• Apparently, there are no bridge scene in the episode – making this episode one of only three that has done that.
• Maques’s faltering language gets a little tiring, as well as his telepathic staring.
• Could Troi be endangered, wonders Picard. Of course she could.
• Even though the dream-corridor sequences are familiar, they are still nicely directed. I like how Troi is able to see past the fake Picard. But people in dream worlds saying, “This isn’t real, none of this is real,” is very trite and tired – I’m ready not to have that again.
• I never noticed how long Troi’s fingernails are before!
• It’s a moving moment when Deanna talks to Picard about losing her father.
• It takes Picard about 15 seconds to realize something is wrong with Lwaxana’s journal, which is a little convenient.
• It’s creepy when Troi wakes up to find Maques in sickbay, but it doesn’t end up meaning anything. Just a little stinger inserted before the credits because they needed one.
• Knowing what the splash sound effect means is creepy and disturbing. As a father, I’ve had nightmares like that.
• Waking up holding hands is a little hokey, but a nice touch. I don’t know if I believe Lwaxana waking up with a smile on her face. But her sadness in the closing scene is very realistic, and something I believe. “I wish you could have known her, Deanna. I wish you two could have grown up together.”
Dialogue High Point
It’s a sad episode, but I think I find the most compelling scene the one in which Deanna shares with Picard about losing her father.
Picard: He had a kind face.
Troi: I remember when he died, my mother had to go through all his things and pack them away.
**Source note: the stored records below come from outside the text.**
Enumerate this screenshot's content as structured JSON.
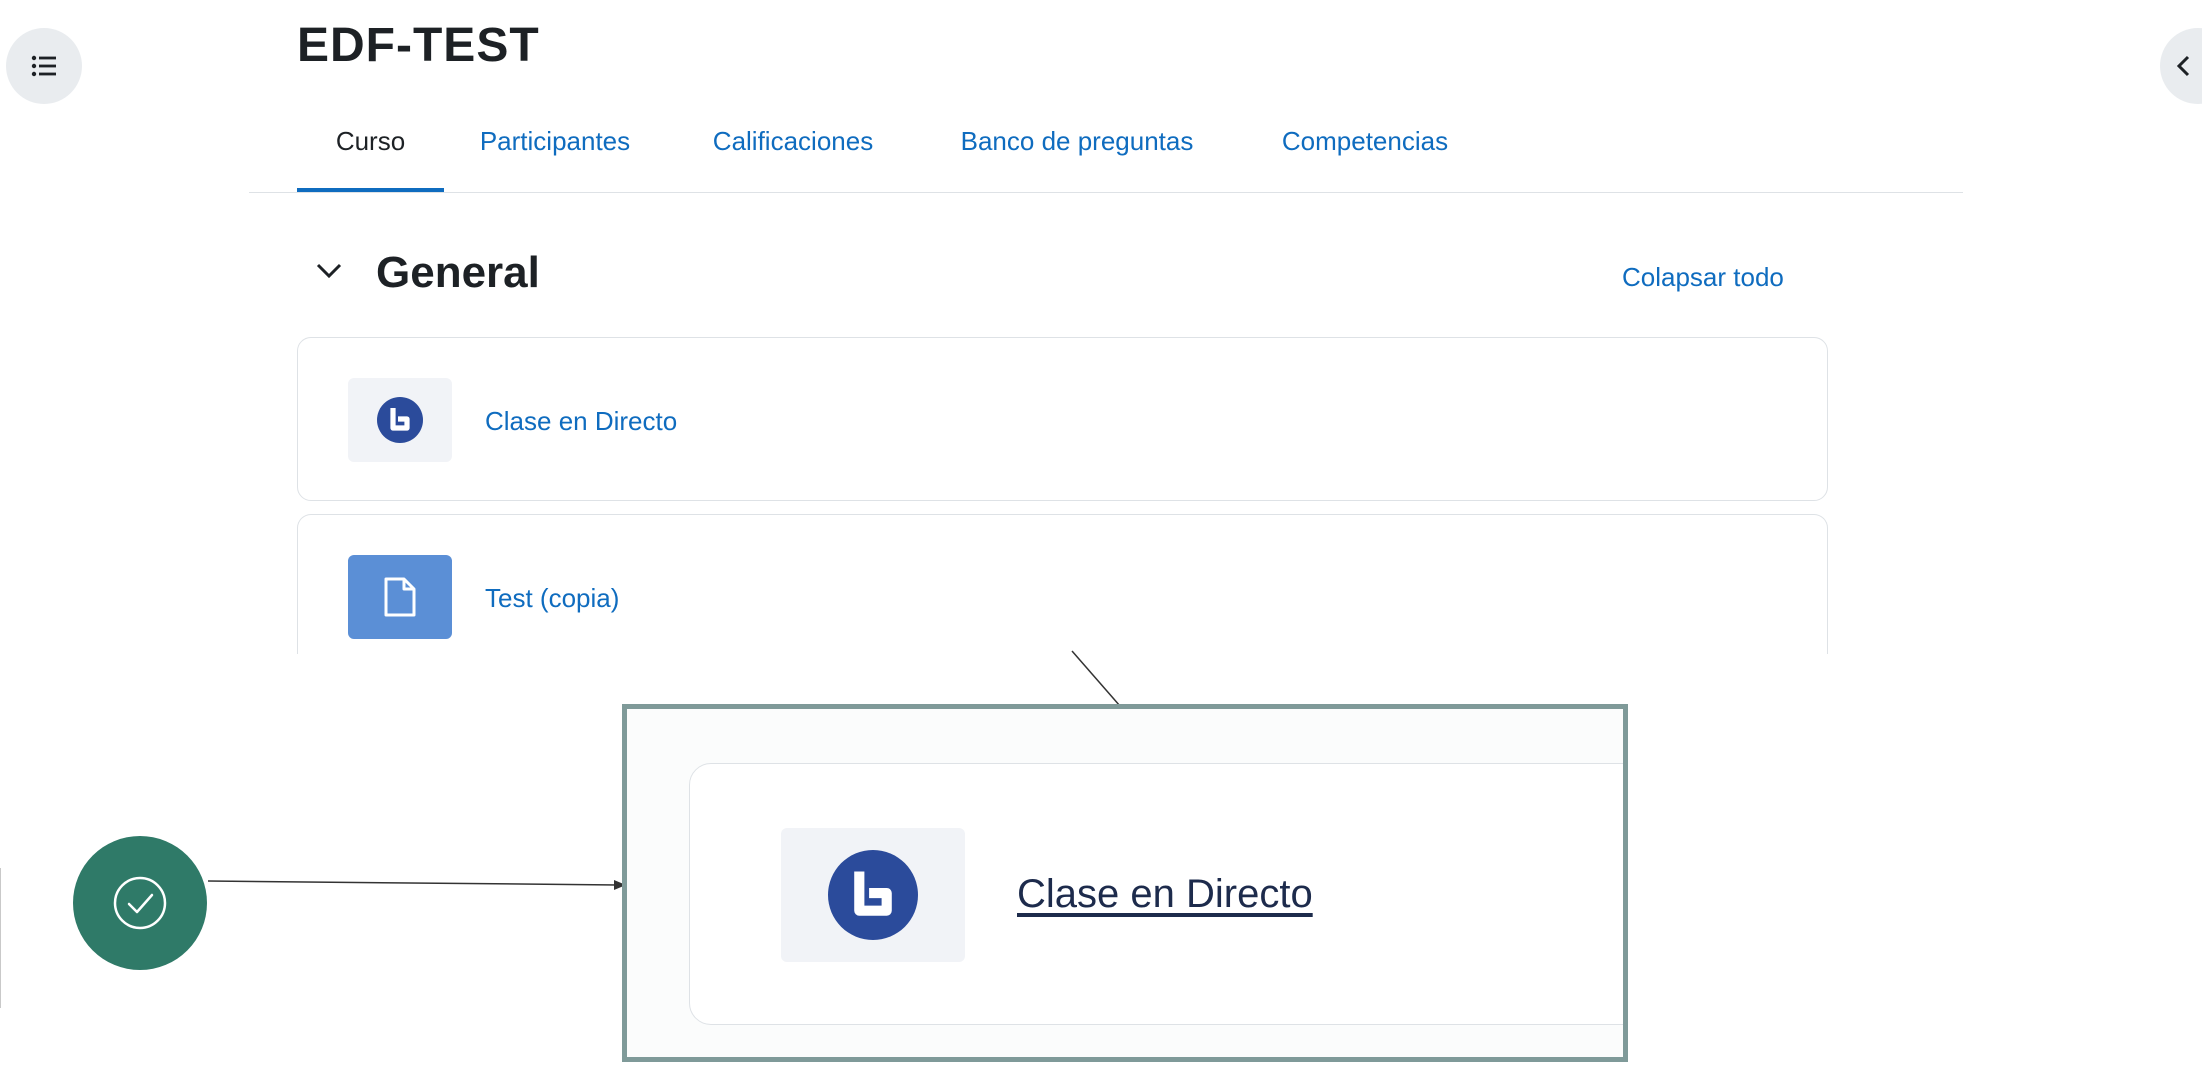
{
  "course": {
    "title": "EDF-TEST"
  },
  "tabs": [
    {
      "label": "Curso",
      "active": true
    },
    {
      "label": "Participantes",
      "active": false
    },
    {
      "label": "Calificaciones",
      "active": false
    },
    {
      "label": "Banco de preguntas",
      "active": false
    },
    {
      "label": "Competencias",
      "active": false
    }
  ],
  "section": {
    "title": "General",
    "collapse_all_label": "Colapsar todo"
  },
  "activities": [
    {
      "name": "Clase en Directo",
      "icon": "bigbluebutton-icon"
    },
    {
      "name": "Test (copia)",
      "icon": "file-icon"
    }
  ],
  "zoom": {
    "activity_name": "Clase en Directo",
    "icon": "bigbluebutton-icon"
  },
  "badge": {
    "icon": "check-circle-icon"
  },
  "colors": {
    "link": "#0f6cbf",
    "bbb_blue": "#2b4b9b",
    "file_tile": "#5b8fd6",
    "badge_green": "#2f7a68",
    "zoom_border": "#7f9a99"
  }
}
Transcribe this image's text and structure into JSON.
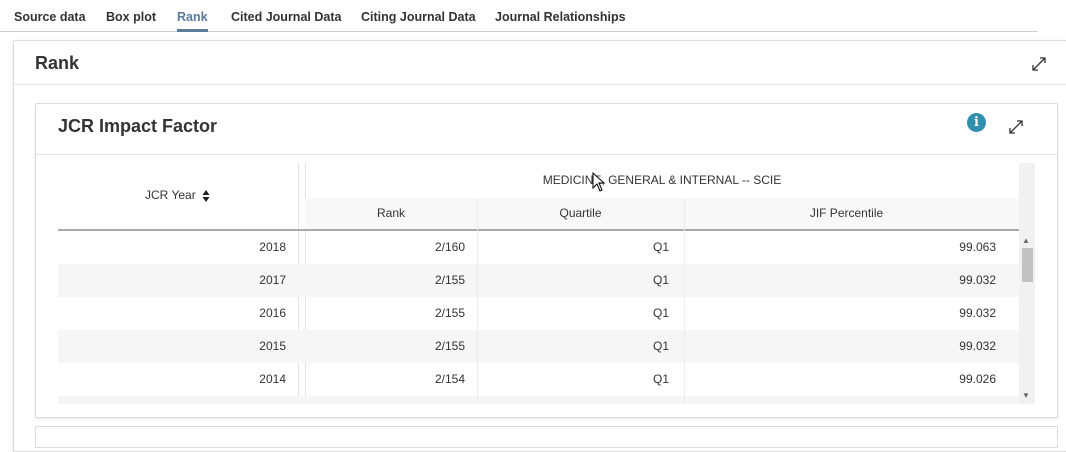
{
  "tabs": [
    {
      "label": "Source data"
    },
    {
      "label": "Box plot"
    },
    {
      "label": "Rank"
    },
    {
      "label": "Cited Journal Data"
    },
    {
      "label": "Citing Journal Data"
    },
    {
      "label": "Journal Relationships"
    }
  ],
  "active_tab": "Rank",
  "accent_color": "#5a7a98",
  "info_color": "#2f8fad",
  "panel": {
    "title": "Rank",
    "expand_icon": "expand-icon"
  },
  "card": {
    "title": "JCR Impact Factor",
    "info_label": "i",
    "info_icon": "info-icon",
    "expand_icon": "expand-icon"
  },
  "table": {
    "year_header": "JCR Year",
    "sort_icon": "sort-icon",
    "category_header": "MEDICINE, GENERAL & INTERNAL -- SCIE",
    "columns": [
      "Rank",
      "Quartile",
      "JIF Percentile"
    ],
    "rows": [
      {
        "year": "2018",
        "rank": "2/160",
        "quartile": "Q1",
        "percentile": "99.063"
      },
      {
        "year": "2017",
        "rank": "2/155",
        "quartile": "Q1",
        "percentile": "99.032"
      },
      {
        "year": "2016",
        "rank": "2/155",
        "quartile": "Q1",
        "percentile": "99.032"
      },
      {
        "year": "2015",
        "rank": "2/155",
        "quartile": "Q1",
        "percentile": "99.032"
      },
      {
        "year": "2014",
        "rank": "2/154",
        "quartile": "Q1",
        "percentile": "99.026"
      }
    ]
  }
}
I was seven. I remember thinking how mad he’d be when he came home and saw what she’d done. I didn’t understand he wasn’t coming back.